* **WHAT TO WORK ON**: Without the pictures, reproduce the records that follow exactly.

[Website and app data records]
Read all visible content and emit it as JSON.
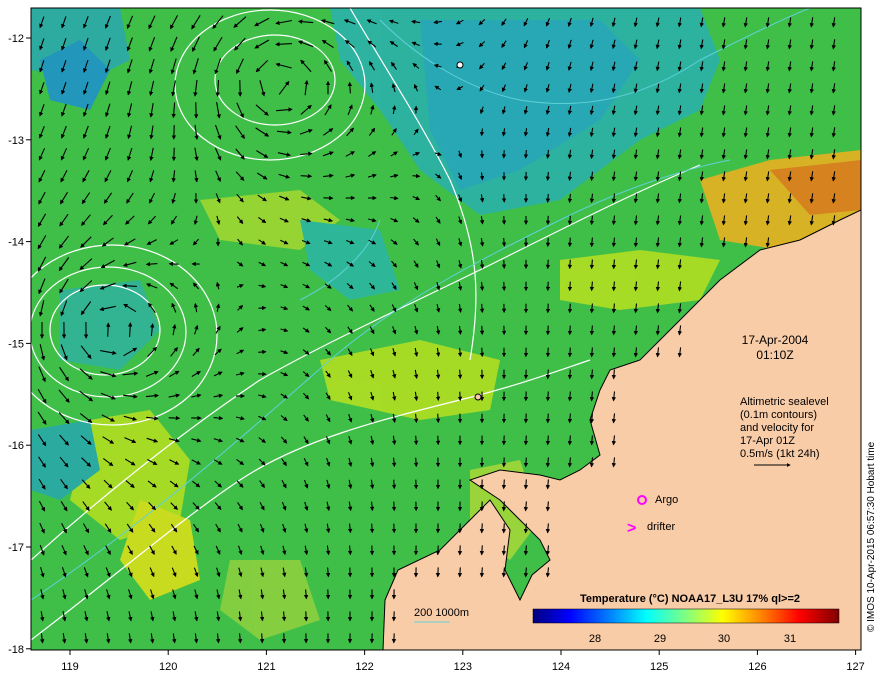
{
  "map": {
    "date_line1": "17-Apr-2004",
    "date_line2": "01:10Z",
    "info_lines": [
      "Altimetric sealevel",
      "(0.1m contours)",
      "and velocity for",
      "17-Apr 01Z",
      "0.5m/s (1kt 24h)"
    ],
    "credit": "© IMOS 10-Apr-2015 06:57:30 Hobart time",
    "markers": {
      "argo_label": "Argo",
      "drifter_label": "drifter",
      "drifter_symbol": ">"
    },
    "depth_legend": {
      "label": "200  1000m"
    },
    "colorbar": {
      "title": "Temperature (°C) NOAA17_L3U 17% ql>=2",
      "ticks": [
        "28",
        "29",
        "30",
        "31"
      ],
      "colors": [
        "#00007f",
        "#0000ff",
        "#0080ff",
        "#00ffff",
        "#80ff80",
        "#ffff00",
        "#ff8000",
        "#ff0000",
        "#800000"
      ]
    },
    "x_ticks": [
      "119",
      "120",
      "121",
      "122",
      "123",
      "124",
      "125",
      "126",
      "127"
    ],
    "y_ticks": [
      "-12",
      "-13",
      "-14",
      "-15",
      "-16",
      "-17",
      "-18"
    ],
    "colors": {
      "land": "#f9cca8",
      "ocean_main": "#3fbf48",
      "argo": "#ff00ff",
      "drifter": "#ff00ff",
      "contour": "#ffffff",
      "isobath": "#60d0d8"
    }
  }
}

* **EXERCISE SOLUTION**:
Read all visible content and emit it as JSON.
{
  "map": {
    "date_line1": "17-Apr-2004",
    "date_line2": "01:10Z",
    "info_lines": [
      "Altimetric sealevel",
      "(0.1m contours)",
      "and velocity for",
      "17-Apr 01Z",
      "0.5m/s (1kt 24h)"
    ],
    "credit": "© IMOS 10-Apr-2015 06:57:30 Hobart time",
    "markers": {
      "argo_label": "Argo",
      "drifter_label": "drifter",
      "drifter_symbol": ">"
    },
    "depth_legend": {
      "label": "200  1000m"
    },
    "colorbar": {
      "title": "Temperature (°C) NOAA17_L3U 17% ql>=2",
      "ticks": [
        "28",
        "29",
        "30",
        "31"
      ],
      "colors": [
        "#00007f",
        "#0000ff",
        "#0080ff",
        "#00ffff",
        "#80ff80",
        "#ffff00",
        "#ff8000",
        "#ff0000",
        "#800000"
      ]
    },
    "x_ticks": [
      "119",
      "120",
      "121",
      "122",
      "123",
      "124",
      "125",
      "126",
      "127"
    ],
    "y_ticks": [
      "-12",
      "-13",
      "-14",
      "-15",
      "-16",
      "-17",
      "-18"
    ],
    "colors": {
      "land": "#f9cca8",
      "ocean_main": "#3fbf48",
      "argo": "#ff00ff",
      "drifter": "#ff00ff",
      "contour": "#ffffff",
      "isobath": "#60d0d8"
    }
  }
}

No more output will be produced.